Review: Honour, Park Theatre

Published in Mail on sunday on November 3, 2018

A middle-aged, middle-class couple – he a towering figure in journalism, she a writer who’s not published for decades – appear to have a comfortable, rock-solid marriage. Then along comes a bright, beautiful, ambitious writer half his age, to interview him for a book.

What happens next will surprise no one: he leaves his wife for the younger woman. What’s more surprising is that this 1995 play by Australian writer Joanna Murray-Smith is being revived: although brought up to date with a sprinkling of 2018 references, from bitcoin to Brexit, the story feels old-hat.

Murray-Smith does smartly clash two strains of thought on love and sex in a marriage: for the wife, ‘passion is partly knowing who the person used to be’; for the husband, ‘history kills passion’. But while there are wincingly sharp lines throughout, they rarely sound as if they come out of the mouths of real people.

Under Paul Robinson’s direction, the three sparring wordsmiths come across as either improbably insightful or just mind-bogglingly insensitive.

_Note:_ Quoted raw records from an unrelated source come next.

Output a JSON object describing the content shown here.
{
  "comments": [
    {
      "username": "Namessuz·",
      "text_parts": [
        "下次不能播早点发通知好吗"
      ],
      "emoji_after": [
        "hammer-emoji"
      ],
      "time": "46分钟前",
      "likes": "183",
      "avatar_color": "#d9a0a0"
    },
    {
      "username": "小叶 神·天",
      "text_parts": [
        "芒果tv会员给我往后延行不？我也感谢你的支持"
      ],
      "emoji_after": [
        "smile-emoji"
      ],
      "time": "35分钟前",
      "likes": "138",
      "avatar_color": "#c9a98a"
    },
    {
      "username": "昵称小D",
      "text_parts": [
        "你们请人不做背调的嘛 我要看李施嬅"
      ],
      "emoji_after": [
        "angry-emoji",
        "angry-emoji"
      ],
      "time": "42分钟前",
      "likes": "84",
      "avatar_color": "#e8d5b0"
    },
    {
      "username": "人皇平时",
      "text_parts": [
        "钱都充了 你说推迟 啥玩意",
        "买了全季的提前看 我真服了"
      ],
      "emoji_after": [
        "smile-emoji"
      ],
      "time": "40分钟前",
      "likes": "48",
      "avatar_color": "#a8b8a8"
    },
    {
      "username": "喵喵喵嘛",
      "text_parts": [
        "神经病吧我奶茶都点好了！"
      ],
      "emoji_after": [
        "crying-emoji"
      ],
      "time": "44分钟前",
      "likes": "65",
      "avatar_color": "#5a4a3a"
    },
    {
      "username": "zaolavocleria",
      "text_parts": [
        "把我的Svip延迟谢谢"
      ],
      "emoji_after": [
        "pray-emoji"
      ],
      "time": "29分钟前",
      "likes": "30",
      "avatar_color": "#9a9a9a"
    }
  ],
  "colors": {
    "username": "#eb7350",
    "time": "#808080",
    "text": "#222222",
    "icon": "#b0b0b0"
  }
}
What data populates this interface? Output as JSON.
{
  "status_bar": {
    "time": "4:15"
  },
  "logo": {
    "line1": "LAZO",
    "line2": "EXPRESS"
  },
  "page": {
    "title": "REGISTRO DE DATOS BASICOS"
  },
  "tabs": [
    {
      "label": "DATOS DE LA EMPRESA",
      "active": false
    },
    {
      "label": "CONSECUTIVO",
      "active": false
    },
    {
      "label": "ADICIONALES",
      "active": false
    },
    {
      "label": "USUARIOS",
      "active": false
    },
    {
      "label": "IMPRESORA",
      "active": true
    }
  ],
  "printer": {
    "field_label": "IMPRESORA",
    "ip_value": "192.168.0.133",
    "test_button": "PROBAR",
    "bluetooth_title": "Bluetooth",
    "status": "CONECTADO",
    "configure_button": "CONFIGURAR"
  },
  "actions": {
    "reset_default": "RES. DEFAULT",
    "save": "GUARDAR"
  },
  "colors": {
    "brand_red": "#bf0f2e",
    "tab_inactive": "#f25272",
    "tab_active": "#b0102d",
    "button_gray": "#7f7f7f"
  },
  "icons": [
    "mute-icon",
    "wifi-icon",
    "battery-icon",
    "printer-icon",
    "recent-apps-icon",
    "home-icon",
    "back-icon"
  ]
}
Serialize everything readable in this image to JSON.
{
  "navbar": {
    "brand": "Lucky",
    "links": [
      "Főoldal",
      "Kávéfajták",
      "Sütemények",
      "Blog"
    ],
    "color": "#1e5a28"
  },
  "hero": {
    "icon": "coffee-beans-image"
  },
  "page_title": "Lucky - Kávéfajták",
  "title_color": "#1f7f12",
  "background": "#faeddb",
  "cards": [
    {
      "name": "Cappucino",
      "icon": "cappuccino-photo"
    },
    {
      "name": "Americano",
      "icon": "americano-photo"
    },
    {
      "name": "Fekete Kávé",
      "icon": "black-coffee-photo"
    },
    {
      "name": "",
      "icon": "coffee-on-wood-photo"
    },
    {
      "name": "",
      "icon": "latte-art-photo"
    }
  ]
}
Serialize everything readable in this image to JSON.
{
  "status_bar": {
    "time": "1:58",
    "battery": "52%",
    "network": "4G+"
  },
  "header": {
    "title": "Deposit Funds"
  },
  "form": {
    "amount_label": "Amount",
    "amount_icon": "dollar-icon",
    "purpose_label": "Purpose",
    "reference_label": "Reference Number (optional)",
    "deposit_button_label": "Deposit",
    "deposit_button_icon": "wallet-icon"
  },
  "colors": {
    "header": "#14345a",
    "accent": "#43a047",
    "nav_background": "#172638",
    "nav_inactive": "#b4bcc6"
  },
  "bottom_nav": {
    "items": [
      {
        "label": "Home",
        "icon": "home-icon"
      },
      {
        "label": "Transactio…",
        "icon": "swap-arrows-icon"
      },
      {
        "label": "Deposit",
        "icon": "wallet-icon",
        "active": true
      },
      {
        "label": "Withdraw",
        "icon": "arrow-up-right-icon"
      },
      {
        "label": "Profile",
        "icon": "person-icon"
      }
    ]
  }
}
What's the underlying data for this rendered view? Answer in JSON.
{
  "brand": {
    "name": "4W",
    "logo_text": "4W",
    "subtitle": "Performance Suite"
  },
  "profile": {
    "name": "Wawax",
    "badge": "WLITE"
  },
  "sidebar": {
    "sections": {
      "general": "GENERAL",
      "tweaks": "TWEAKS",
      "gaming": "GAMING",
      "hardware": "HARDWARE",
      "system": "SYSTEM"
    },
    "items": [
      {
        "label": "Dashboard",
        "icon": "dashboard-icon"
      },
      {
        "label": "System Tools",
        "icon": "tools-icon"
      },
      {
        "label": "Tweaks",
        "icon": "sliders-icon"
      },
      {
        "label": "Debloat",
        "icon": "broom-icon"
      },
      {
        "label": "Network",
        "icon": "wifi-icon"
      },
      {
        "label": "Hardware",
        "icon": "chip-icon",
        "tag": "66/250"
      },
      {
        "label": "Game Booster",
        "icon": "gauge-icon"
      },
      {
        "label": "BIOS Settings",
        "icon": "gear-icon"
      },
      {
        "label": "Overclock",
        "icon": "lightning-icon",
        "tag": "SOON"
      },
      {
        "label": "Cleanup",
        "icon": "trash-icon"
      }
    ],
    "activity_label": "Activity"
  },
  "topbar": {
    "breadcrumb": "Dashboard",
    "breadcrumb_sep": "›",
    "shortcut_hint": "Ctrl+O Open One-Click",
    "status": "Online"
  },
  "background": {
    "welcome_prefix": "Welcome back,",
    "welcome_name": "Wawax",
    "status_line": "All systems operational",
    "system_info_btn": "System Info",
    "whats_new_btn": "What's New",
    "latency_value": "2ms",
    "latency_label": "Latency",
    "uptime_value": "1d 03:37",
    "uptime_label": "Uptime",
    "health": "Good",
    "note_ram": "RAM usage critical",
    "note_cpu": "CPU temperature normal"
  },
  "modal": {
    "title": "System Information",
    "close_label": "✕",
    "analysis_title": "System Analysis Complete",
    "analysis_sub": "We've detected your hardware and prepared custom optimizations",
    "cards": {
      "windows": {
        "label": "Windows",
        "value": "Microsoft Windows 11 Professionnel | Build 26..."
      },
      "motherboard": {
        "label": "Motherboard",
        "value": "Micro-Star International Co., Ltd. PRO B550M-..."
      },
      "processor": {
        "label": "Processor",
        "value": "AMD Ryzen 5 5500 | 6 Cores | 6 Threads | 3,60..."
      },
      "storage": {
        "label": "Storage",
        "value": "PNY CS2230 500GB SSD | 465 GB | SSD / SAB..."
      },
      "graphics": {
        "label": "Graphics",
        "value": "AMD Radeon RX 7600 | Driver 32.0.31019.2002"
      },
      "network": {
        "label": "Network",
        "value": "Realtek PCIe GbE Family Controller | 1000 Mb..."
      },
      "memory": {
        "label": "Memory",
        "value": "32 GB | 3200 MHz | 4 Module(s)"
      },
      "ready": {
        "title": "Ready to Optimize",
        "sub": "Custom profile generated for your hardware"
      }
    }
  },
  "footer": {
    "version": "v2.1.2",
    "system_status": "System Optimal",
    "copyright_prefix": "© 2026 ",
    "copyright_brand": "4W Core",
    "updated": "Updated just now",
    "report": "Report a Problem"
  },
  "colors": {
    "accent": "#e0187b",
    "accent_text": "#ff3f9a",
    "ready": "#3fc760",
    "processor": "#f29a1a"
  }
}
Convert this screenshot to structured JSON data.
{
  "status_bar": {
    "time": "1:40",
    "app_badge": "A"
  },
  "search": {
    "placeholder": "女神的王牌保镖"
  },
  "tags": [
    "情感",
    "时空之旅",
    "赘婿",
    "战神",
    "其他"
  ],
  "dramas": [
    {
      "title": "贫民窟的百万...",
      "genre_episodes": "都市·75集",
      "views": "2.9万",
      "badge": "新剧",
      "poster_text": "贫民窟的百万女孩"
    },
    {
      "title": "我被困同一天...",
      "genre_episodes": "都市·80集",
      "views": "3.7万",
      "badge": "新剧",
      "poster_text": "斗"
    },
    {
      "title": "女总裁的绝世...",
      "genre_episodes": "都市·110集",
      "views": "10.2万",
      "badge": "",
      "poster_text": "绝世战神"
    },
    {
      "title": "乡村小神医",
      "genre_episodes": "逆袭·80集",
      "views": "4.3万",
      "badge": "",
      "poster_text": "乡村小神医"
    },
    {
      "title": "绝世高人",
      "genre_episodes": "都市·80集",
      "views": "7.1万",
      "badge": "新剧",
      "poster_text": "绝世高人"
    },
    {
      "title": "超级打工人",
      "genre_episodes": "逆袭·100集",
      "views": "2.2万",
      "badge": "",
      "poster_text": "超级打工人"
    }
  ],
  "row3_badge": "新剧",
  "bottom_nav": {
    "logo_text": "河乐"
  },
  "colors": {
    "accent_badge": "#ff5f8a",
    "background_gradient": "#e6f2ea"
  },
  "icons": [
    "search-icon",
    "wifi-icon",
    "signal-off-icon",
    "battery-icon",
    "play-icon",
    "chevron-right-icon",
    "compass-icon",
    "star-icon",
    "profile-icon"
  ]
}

Who manages to be epigrammatic when seized by lust or rage? And compliments clang rather than seduce; if anyone told me I had a ‘ravishing mind’, I’d laugh in their face rather than fall into their arms.

In fact, the truest emotions are found at moments of inarticulacy; the couple’s academically underachieving daughter (Natalie Simpson) perceives herself as lacking, but at least she can feel something.

The cast, to their credit, often peel back the skin of the characters to find something raw. If Henry Goodman seems a bit too pathetic even for the midlife-crisis-ridden George, Katie Brayben plays driven young lover Claudia with an acidity and focus that burns.

Imogen Stubbs is the ditched wife Honour, a self-scarifying martyr who learns to value herself again. She’s the most fully fleshed, and Stubbs is warmly watchable even as Honour watches her life fall apart. She also finds some ease within Robinson’s choice to stage the play in the round.

Liz Cooke’s cloud-coloured set is bare except for a few boxes. But this play is so specifically situated in a world of middle-class houses stuffed with books and wine that it seems a bit lost without all that.

As do the actors, who tramp about the stage, occasionally kicking boxes, but clearly more driven by sightlines than character motivation.

Where next?